In Jazzy, Cheryl Lu-Lien Tan’s lively, sassy narrator, a cultural phenomenon finds its voice: the young, status-obsessed Singaporean women who roam Singapore’s glitzy nightclub scene in spike-heeled swarms, bent on snagging the ultimate trophy, a white, ex-pat husband. Jazzy is determined that she and her two fellow “sarong party girls” will snag their “ang mohs” before they age out at the horrifying age of 28. But what starts out as a fun romp through hilariously over-the-top nightclubs deepens as the book goes along, as Jazzy begins to question what it really means to be a woman in Singapore, and faces her own hedonism with an honest eye. It’s also written entirely in Singlish, a singsong distillation of English, Chinese, Malay and other languages that — don’t worry — is easy to read. I loved this book: it’s fresh, smart, sneakily heartwarming, and unlike anything else out there.
(6) JUNE, Miranda Beverly-Whittemore
This is such a great, rewarding read. Told in two interwoven narratives, one in the present and one in 1955, the story weaves a tale of heartbreak and the redemptive power of family that’s full of unexpected twists and reveals. In the past, 18-year-old June is about to marry a man she barely knows in a small Ohio town that becomes the fallback shooting location for a movie starring the handsome, Cary Grant-esque Jack Montgomery, and shares with him a brief, doomed passion. Sixty years later, June’s granddaughter Cassie inherits the decaying mansion where June once lived — and, to her surprise, the entire fortune of Jack Montgomery, whose will claims her father as his previously unacknowledged son with June. Soon Jack’s daughter Tate, a famous actress in her own right, shows up with her entourage to demand a DNA test. Complications ensue, and Cassie winds up trapped in the house not only with Tate, her man Friday and her PA, but Tate’s half-sister, all of them working through complicated histories both familial and romantic.

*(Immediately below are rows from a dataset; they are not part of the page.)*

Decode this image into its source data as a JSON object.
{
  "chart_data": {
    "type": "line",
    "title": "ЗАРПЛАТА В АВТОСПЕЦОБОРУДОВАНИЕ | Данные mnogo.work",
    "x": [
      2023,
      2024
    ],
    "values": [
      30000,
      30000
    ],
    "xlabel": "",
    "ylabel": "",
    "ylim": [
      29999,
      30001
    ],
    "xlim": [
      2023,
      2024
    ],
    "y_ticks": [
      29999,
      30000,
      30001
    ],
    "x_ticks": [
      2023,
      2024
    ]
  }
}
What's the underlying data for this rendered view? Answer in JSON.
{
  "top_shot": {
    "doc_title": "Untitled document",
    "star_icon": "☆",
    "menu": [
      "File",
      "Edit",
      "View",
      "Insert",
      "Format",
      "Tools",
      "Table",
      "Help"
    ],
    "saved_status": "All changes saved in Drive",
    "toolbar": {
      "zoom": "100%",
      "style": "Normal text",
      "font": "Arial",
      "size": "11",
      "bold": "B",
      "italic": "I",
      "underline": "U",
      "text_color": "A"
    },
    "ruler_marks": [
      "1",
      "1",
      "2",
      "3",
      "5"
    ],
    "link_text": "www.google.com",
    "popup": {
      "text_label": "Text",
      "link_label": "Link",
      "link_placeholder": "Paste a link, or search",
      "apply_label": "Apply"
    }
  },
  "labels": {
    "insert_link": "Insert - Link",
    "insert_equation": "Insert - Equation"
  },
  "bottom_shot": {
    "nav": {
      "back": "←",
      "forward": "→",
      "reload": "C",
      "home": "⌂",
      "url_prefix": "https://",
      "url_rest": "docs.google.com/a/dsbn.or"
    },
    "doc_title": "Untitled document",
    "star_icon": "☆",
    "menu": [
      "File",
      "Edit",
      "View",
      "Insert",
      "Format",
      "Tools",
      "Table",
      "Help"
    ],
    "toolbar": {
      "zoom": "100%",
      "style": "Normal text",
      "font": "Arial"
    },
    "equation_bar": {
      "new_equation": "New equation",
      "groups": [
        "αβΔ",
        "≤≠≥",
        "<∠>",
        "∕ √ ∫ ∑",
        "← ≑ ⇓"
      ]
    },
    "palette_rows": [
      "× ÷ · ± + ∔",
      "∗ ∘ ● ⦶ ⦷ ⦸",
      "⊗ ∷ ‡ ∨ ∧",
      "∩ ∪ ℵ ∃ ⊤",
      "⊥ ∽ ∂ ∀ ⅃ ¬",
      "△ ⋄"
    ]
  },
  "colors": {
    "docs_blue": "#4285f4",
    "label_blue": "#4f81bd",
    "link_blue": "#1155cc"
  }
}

I hope this gives you some great ideas — after all, there are still two weeks left of summer!